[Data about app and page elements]
BEGIN

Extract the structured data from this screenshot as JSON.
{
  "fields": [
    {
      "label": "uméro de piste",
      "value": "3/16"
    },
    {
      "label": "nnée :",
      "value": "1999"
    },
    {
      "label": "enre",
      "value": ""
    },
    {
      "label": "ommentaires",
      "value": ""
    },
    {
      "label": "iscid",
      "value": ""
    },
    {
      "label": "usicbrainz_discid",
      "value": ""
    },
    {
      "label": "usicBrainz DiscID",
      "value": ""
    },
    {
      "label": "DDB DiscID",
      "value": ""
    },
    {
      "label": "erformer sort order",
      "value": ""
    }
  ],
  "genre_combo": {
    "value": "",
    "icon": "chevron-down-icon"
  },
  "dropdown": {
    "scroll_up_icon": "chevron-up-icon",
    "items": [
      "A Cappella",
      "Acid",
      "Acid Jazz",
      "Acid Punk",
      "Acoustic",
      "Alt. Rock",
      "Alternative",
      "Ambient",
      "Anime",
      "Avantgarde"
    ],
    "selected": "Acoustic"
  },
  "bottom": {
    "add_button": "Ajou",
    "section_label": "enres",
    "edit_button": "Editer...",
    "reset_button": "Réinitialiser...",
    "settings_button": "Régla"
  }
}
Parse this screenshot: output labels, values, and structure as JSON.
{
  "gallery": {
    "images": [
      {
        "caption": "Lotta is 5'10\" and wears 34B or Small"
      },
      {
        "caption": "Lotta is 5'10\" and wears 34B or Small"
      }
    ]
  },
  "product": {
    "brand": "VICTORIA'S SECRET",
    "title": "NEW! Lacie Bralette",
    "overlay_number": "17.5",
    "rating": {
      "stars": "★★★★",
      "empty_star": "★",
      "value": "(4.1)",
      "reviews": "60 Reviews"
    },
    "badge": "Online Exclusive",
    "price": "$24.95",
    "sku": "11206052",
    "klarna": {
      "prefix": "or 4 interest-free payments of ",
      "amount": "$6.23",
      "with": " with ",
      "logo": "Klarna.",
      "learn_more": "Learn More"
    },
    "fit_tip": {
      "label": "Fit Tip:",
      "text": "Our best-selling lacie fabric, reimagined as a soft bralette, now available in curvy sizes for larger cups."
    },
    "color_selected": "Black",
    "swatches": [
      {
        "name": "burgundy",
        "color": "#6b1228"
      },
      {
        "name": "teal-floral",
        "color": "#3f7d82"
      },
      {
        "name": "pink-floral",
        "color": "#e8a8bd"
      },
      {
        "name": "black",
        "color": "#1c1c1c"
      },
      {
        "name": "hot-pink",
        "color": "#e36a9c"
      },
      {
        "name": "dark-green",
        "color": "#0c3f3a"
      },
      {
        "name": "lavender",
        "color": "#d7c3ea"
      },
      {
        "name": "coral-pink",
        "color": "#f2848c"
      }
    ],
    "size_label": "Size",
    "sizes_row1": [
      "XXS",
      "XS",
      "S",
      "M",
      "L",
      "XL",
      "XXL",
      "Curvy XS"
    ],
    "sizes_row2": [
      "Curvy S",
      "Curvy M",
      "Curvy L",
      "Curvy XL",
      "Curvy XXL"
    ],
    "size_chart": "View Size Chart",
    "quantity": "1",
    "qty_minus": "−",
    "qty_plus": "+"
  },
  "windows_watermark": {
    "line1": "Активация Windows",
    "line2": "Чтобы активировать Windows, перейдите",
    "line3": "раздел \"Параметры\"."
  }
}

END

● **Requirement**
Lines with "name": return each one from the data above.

● **Written answer**
        "name": "burgundy",
        "name": "teal-floral",
        "name": "pink-floral",
        "name": "black",
        "name": "hot-pink",
        "name": "dark-green",
        "name": "lavender",
        "name": "coral-pink",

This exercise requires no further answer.